Ira and Larry Goldberg auctions, a name which features among the very strongest in the rare coin markets, have branched out into other areas of collectibles with some impressive items.
Regular readers will remember that they offered a wide variety of space memorabilia earlier in the year, including fragments from the flag planted on the moon by Apollo 11’s moonwalkers Neil Armstrong and Buzz Aldrin.
Their upcoming manuscripts auction doesn’t disappoint, boasting one of the shortest, yet most famous letters of the 16th President of the United States, Abraham Lincoln.
The letter is signed in full as President, from the Executive Mansion, April 2, 1862. It is written in the hand of John Hay to Michael Crock, a man of whom we know nothing except that he seems to have been kind and considerate.

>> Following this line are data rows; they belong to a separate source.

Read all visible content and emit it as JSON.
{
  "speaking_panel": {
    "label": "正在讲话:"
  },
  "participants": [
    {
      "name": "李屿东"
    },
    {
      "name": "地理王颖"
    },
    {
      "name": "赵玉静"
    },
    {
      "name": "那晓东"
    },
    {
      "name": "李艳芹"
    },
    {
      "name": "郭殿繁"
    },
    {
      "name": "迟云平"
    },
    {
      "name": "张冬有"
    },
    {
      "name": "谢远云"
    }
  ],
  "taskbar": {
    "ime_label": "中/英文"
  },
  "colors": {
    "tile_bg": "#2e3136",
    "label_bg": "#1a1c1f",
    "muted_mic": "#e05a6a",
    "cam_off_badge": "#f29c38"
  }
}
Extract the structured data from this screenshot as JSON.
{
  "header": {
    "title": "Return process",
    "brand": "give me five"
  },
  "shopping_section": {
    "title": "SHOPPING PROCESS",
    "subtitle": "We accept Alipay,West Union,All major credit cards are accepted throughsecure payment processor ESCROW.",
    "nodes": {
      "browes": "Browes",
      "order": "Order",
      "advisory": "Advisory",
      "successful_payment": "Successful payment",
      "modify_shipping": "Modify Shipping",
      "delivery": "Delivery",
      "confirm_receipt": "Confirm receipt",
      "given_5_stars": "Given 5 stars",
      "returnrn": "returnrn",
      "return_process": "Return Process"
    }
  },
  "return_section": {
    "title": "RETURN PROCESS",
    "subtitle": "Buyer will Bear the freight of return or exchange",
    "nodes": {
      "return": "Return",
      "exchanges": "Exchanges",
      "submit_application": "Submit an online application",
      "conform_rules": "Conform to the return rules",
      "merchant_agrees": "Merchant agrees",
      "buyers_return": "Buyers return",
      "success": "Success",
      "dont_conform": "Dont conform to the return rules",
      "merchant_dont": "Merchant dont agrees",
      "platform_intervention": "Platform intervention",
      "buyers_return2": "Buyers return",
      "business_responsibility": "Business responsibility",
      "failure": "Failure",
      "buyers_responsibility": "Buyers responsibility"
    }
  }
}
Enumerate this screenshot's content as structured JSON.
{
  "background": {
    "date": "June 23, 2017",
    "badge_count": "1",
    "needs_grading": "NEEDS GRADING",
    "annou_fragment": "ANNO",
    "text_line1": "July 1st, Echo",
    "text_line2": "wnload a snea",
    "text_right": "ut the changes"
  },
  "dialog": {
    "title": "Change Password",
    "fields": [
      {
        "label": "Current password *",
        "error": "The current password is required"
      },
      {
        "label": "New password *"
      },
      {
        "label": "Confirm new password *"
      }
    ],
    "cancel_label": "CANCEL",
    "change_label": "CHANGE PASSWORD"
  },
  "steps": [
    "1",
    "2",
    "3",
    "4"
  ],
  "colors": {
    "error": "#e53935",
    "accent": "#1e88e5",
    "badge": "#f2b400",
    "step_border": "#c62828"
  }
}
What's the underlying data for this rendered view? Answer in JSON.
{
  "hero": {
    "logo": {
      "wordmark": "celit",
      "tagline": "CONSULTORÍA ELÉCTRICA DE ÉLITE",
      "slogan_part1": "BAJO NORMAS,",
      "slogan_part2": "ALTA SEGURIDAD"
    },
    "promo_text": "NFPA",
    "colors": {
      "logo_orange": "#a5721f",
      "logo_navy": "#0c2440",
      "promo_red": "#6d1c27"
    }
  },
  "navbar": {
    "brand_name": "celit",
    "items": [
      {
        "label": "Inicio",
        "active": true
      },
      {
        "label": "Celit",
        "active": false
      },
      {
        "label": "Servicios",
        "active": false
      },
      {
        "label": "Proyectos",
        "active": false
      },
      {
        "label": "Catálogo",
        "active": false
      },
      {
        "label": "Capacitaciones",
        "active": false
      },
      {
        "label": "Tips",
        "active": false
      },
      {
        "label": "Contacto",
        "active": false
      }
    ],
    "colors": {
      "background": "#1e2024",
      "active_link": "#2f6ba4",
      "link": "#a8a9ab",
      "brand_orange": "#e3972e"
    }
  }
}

On February 20, 1862, President and Mrs. Lincoln lost Willie, their third-born son, to typhoid fever. They had already lost Eddie, their second-born son, in 1850, just 10 months before the birth of Willie.
The Lincolns were distraught with grief, Mary to the edge of insanity. Lincoln lamented:
"My poor boy. He was too good for this earth. God has called him home. I know that he is much better off in heaven, but then we loved him so. It is hard, hard to have him die!"
Tad, the youngest Lincoln son and the only one left in the White House (Robert, the eldest, was attending Harvard), had also been ill with typhoid fever, but had recovered.
Mr. Crock must have realised how devastated the younger boy would be without his brother and playmate, and sent two white rabbits to the White House to console him.
President Lincoln took time from his own grief and the concerns of the Civil War to acknowledge Mr. Crock's kindness. He wrote:
April 2, 1862
My Dear Sir
Allow me to thank you in behalf of my little son for your present of White Rabbits. He is very much pleased with them.
Michael Crock Esq.
860 N. Fourth St. Philada."
President Lincoln rarely signed letters with his full name, reserving it for official documents. The fact that he signed the letter to Mr. Crock in full was most likely his way of truly expressing his appreciation for the gift to his young son.
The letter is toned and shows its age but Lincoln's signature, on this, one of his most famous letters, is an especially bold and beautiful example. Ira and Larry Goldberg's auction takes place on December 3 in California.
Presidential autographs are always coveted. We've already sold our own Abraham Lincoln autograph, but we do have an exceptional piece from Lincoln's fellow inhabitant of Mount Rushmore, George Washington.